→ **ABOUT THIS EXERCISE**:
Filter the material below down to the lines with the word "Microsoft" and give those lines.

→ **RECORDS SUPPLIED**:
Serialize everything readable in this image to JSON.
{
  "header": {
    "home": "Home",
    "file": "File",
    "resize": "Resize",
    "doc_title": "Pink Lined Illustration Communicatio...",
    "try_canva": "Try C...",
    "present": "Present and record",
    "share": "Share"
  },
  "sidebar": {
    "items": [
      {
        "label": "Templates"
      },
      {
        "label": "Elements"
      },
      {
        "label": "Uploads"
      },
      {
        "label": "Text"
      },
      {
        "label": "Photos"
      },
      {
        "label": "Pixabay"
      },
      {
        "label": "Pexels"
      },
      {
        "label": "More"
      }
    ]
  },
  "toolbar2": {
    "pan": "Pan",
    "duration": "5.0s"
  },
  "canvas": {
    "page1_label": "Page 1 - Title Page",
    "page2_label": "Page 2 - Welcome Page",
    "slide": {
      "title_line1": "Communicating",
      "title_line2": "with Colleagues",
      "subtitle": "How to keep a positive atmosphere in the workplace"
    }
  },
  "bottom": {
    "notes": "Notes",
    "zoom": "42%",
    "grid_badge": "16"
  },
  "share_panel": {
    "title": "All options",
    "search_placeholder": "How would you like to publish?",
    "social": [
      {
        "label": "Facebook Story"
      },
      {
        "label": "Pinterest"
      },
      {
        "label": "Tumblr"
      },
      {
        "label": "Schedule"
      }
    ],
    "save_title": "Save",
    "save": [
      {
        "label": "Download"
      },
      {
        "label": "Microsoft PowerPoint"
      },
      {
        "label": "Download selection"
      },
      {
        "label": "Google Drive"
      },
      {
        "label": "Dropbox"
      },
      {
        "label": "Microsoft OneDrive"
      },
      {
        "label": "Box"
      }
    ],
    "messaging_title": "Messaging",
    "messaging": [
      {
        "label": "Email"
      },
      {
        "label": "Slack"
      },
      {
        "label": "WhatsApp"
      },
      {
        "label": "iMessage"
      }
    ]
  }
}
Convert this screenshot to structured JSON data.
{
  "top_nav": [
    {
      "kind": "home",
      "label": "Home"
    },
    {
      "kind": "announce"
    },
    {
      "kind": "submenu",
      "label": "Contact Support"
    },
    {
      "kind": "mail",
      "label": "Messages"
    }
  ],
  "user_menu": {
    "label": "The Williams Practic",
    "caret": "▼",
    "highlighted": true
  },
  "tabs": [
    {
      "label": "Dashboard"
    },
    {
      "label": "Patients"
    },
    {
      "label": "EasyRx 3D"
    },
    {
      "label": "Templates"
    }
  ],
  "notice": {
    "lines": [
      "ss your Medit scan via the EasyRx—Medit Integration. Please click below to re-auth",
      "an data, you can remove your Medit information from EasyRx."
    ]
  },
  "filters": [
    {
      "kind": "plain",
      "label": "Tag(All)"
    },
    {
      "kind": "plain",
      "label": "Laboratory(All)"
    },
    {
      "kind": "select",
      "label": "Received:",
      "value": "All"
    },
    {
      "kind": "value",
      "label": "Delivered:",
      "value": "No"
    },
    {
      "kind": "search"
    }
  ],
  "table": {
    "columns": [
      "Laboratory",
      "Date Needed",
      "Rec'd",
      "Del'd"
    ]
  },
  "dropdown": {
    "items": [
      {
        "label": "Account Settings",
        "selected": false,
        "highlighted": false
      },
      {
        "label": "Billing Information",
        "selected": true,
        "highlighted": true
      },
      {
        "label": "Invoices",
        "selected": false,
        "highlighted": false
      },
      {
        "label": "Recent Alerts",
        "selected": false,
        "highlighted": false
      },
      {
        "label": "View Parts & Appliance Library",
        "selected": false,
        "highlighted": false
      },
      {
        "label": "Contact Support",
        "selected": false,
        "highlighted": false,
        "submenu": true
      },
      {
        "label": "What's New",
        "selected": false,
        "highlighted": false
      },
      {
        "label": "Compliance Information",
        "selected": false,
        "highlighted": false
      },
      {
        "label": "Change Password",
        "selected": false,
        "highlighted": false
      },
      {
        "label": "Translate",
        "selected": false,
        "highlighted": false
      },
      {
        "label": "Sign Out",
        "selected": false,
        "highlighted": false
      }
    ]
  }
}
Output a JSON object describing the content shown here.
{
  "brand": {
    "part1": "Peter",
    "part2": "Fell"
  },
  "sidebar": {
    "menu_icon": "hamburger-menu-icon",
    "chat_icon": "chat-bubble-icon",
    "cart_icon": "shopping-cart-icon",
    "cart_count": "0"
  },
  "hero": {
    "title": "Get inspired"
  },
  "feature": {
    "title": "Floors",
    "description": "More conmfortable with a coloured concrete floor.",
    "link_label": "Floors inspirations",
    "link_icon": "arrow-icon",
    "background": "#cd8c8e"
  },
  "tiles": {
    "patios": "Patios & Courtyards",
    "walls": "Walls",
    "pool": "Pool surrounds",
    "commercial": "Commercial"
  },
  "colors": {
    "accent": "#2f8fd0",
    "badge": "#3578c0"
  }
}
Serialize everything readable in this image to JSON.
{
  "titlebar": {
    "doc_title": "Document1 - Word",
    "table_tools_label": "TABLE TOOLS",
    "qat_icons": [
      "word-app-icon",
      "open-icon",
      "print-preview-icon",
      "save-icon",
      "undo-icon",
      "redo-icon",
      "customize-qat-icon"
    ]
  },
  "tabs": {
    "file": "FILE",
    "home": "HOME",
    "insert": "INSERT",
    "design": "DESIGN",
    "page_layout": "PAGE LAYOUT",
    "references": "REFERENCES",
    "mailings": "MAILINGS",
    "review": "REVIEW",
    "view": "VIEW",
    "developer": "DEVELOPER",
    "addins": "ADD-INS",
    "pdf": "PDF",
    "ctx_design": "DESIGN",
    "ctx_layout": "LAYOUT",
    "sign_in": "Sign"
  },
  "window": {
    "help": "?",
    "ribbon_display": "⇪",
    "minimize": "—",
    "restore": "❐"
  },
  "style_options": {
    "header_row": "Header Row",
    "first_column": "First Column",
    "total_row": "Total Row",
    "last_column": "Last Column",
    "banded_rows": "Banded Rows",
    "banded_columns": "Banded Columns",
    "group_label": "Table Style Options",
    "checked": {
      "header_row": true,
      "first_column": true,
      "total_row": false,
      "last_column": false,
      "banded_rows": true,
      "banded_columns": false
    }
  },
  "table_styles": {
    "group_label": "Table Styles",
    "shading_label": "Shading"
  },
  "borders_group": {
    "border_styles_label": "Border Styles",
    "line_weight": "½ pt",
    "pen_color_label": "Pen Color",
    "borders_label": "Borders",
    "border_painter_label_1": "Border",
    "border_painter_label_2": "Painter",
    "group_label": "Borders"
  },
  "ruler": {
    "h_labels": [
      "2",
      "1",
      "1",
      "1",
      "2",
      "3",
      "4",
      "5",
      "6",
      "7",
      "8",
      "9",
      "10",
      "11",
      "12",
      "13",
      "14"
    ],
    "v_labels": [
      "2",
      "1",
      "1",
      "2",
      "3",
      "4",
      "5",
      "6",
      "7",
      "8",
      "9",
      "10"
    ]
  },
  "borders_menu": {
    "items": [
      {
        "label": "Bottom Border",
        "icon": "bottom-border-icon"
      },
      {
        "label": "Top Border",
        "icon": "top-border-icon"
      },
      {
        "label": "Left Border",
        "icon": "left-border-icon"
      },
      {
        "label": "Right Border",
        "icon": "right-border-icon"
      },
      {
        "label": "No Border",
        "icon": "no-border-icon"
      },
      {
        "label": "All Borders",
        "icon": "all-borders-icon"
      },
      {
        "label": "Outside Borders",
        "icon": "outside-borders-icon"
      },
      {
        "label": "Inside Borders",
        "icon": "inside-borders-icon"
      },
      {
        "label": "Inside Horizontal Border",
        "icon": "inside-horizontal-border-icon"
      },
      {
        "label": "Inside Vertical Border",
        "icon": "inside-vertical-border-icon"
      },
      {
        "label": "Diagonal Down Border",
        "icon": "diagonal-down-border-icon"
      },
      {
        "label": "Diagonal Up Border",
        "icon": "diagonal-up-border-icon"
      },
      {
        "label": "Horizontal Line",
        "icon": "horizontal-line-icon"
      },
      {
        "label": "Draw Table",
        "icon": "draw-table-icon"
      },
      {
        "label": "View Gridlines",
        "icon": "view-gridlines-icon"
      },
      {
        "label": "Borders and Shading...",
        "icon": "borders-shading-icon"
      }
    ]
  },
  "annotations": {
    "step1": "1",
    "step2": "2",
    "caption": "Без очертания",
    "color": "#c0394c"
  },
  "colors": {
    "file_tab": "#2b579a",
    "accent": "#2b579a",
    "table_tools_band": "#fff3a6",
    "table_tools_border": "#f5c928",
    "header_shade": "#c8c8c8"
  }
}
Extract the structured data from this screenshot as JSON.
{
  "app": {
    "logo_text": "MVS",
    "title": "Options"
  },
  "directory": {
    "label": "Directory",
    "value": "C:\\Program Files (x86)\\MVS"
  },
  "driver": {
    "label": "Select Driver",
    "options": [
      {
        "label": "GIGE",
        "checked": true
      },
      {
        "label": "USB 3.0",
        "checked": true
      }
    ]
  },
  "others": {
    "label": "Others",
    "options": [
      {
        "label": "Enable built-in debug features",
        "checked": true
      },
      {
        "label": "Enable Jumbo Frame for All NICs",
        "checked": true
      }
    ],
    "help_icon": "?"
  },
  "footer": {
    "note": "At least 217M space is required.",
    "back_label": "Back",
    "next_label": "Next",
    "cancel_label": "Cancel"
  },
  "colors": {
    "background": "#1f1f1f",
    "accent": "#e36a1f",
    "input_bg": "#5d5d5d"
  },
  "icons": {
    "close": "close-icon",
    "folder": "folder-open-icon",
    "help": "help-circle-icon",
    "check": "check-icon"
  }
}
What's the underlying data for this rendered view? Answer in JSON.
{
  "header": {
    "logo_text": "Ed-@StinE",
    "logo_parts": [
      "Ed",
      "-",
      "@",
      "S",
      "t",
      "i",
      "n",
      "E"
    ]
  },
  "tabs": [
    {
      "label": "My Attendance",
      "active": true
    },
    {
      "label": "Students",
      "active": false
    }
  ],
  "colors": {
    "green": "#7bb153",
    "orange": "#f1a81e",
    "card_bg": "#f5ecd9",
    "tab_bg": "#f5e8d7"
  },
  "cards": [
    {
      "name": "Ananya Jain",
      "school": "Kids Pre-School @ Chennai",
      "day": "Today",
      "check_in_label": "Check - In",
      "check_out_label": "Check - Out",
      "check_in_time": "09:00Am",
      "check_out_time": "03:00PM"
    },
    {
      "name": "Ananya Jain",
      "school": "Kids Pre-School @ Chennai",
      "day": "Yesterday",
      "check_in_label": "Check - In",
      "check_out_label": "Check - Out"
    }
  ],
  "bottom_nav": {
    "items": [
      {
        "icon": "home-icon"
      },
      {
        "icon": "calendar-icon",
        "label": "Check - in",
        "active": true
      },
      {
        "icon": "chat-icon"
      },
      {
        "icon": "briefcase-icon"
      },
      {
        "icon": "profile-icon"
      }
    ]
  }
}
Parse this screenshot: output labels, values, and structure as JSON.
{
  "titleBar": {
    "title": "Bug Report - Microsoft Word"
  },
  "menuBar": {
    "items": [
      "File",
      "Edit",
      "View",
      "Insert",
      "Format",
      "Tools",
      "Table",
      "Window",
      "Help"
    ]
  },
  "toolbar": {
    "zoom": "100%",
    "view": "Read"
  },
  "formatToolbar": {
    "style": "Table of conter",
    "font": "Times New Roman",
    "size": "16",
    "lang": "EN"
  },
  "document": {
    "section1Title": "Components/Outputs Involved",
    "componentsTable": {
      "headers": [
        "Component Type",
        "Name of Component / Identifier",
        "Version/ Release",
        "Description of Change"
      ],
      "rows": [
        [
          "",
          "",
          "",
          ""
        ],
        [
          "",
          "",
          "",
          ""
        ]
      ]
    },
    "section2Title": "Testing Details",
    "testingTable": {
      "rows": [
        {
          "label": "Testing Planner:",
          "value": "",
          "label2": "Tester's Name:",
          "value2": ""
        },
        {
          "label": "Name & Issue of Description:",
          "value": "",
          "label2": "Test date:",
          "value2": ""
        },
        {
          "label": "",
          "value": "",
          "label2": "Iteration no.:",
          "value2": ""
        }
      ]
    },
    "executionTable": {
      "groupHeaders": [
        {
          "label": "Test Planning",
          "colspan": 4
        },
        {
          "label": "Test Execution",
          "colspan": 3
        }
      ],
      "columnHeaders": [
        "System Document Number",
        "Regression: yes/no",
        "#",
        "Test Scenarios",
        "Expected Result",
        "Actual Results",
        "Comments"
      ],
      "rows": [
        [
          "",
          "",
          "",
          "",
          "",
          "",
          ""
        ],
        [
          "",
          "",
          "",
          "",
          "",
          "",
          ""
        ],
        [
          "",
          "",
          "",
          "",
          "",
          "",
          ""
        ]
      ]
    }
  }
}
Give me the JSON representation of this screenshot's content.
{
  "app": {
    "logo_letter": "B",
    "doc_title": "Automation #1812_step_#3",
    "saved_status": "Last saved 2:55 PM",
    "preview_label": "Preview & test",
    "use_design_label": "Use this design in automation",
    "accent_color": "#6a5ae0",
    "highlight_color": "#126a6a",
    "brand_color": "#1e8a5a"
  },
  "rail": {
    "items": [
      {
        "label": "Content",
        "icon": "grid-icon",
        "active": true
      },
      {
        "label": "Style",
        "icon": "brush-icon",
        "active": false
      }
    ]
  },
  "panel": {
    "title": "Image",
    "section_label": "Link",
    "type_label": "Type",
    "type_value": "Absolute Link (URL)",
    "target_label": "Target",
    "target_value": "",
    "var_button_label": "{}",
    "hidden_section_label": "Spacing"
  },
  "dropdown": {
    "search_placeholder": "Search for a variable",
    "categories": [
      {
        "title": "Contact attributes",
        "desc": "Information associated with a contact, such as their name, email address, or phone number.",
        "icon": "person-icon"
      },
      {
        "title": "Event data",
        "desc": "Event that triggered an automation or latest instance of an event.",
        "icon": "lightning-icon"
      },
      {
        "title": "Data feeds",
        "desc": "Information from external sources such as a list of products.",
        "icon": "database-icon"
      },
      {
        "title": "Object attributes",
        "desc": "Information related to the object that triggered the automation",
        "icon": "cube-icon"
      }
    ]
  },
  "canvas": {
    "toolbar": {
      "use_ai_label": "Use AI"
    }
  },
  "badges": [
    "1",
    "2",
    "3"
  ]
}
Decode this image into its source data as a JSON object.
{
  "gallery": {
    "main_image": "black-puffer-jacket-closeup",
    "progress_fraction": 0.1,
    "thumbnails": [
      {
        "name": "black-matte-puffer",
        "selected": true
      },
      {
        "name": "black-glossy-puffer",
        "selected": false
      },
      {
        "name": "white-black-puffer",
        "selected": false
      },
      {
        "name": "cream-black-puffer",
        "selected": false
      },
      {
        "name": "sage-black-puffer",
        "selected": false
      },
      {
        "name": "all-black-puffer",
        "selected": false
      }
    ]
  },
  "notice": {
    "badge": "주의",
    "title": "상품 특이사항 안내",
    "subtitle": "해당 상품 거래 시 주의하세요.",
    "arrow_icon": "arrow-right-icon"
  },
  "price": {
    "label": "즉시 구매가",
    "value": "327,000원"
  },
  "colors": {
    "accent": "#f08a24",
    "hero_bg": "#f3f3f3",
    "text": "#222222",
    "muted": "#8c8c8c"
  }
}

→ **REPLY TO THE TASK**:
        "label": "Microsoft PowerPoint"
        "label": "Microsoft OneDrive"
    "title": "Bug Report - Microsoft Word"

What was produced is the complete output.